Over 20,000 people were forced from their homes the central districts of Mubende and Kiboga to pave way for a tree planting project by a British company, Oxfam said in a report and called for investigation into alleged abuses.
The Oxfam report titled, “Land and Power: The growing scandal surrounding the new wave of investments in land” was released on Wednesday.
London-based New Forests Company (NFC) signed a deal with National Forestry Authority (NFA) in 2005 to develop 20,000 hectares of timber plantations in Namwasa and Luwunga forest reserves under the carbon trading programme.
“The people evicted from the land are desperate, having been driven into poverty and landlessness”, the report read, noting evictions stopped in July 2010. “In some instances they say they were subjected to violence and their property, crops, and livestock destroyed”, it added.
But Kate Sharum the New Forest Company Group head of corporate responsibility expressed what she called “deep disappointment,” with the Oxfam report in a telephone call to New Vision yesterday (Thursday).

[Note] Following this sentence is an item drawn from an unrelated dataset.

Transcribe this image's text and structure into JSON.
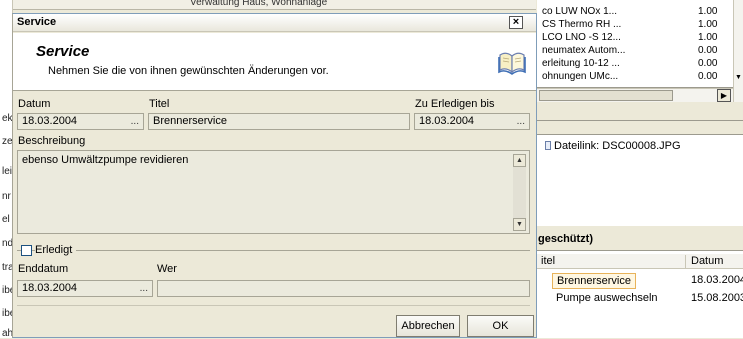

“The New Forests Company takes Oxfam’s allegations extremely seriously and will conduct an immediate and thorough investigation of them. Our understanding of these resettlements is that they were legal, voluntary and peaceful and our first hand observations of them confirmed this.

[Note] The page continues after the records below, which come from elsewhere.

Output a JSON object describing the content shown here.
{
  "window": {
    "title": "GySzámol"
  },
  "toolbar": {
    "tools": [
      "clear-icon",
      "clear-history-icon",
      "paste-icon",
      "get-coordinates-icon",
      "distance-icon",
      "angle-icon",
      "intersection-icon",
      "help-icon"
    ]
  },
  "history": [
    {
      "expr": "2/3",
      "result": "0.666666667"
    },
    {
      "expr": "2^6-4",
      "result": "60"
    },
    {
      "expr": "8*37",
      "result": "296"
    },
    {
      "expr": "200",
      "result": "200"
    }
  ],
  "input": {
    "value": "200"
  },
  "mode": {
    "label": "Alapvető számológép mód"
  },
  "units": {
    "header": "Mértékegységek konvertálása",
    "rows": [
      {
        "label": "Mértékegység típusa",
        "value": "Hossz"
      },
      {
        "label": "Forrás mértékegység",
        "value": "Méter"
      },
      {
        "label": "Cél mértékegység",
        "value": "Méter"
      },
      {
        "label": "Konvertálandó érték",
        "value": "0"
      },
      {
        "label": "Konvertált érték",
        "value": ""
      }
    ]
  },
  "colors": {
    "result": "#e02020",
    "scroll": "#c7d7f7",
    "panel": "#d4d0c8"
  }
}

She added, “NFC also regrets Oxfam’s decision to publish this highly prejudicial report without having given NFC the opportunity to investigate its claims.”
In attacking the NFC Oxfam have chosen a company with an impeccable track record in community investment and development who in their short life have not only created over 2,000 jobs in remote rural Ugandan communities but been responsible for increasing access to health, education, clean water and fuel. Africa needs responsible inward investment.

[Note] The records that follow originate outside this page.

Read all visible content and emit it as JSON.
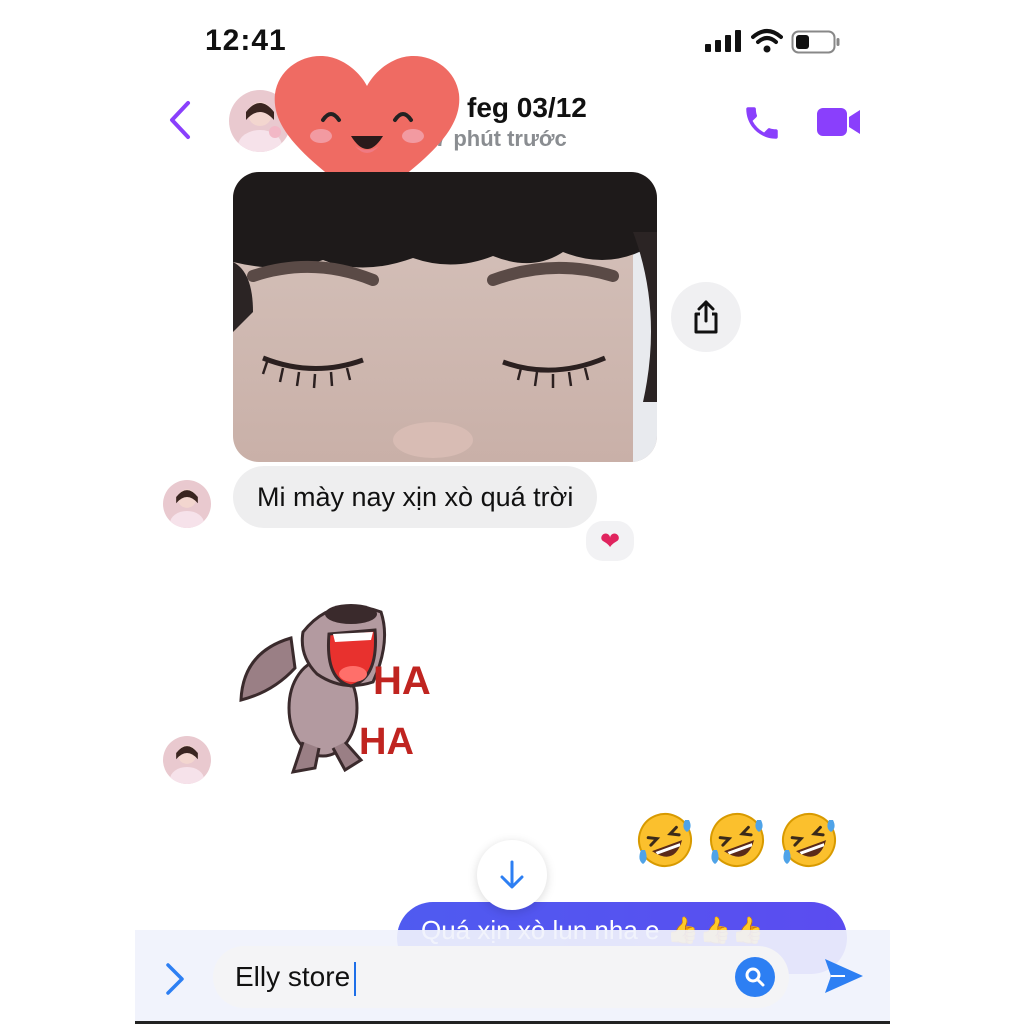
{
  "status_bar": {
    "time": "12:41"
  },
  "header": {
    "contact_name": "feg 03/12",
    "last_active": "7 phút trước"
  },
  "messages": {
    "incoming_text": "Mi mày nay xịn xò quá trời",
    "reaction": "❤",
    "sticker_text_1": "HA",
    "sticker_text_2": "HA",
    "outgoing_text": "Quá xịn xò lun nha e 👍👍👍"
  },
  "composer": {
    "value": "Elly store"
  },
  "colors": {
    "accent_purple": "#8a3ffc",
    "accent_blue": "#2d7ff3",
    "bubble_in": "#eeeeef",
    "bubble_out": "#4f5bf0",
    "heart": "#ef6b63"
  },
  "icons": [
    "back-chevron-icon",
    "phone-icon",
    "video-icon",
    "share-icon",
    "scroll-down-arrow-icon",
    "expand-chevron-icon",
    "search-lens-icon",
    "send-icon"
  ]
}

The report said that the villagers had not been consulted or compensated and the eviction has affected the community’s food security situation and led to child malnutrition.
“I have lost what I owned. Where I am now, my kids cry every day. I cannot sustain them and they do not go to school. Even eating has become a problem”, a former resident told Oxfam.
The Uganda Land Alliance (ULA) a consortium of NGOs advocating for fair land laws in Uganda, asked the Government to review the case and investigate it to ensure that justice is provided to the communities.
Esther Obaikol, the ULA executive director said: “If done well, foreign investment by companies like NFC can be positive for Uganda’s development and provide jobs, revenue, and goods and services.
However, NFC is also responsible for protecting the rights of people affected by their projects thousands of whom in this case say they have been left with nothing – and can no longer shift all the responsibility solely onto the government.”
The Oxfam Uganda country director Ayman Omer said: “Oxfam recognises the value of ethical investments in national development. NFC itself has major financial backers which insist that their investments are done ethically and responsibly.
These should have ensured that poor people did not lose out as a result of NFC’s projects. Nevertheless that’s what appears to have happened.
New Forests Company said the evictions were non-violent and were carried out by NFA.
But New Forest Company said that as a licensee they had limited rights and no rights to evict and that compensation was solely the government’s responsibility.
The National Forestry Authority (NFA) spokesperson Moses Watasa told AFP, “These people were encroachers and were given notice … most of them moved out voluntarily”
Watasa said police only intervened to evict about 200 people who had refused to leave. “I would not describe it as a violent eviction … by the deadline everyone had moved out,” Watasa added.
Extracted from a New Vision’s article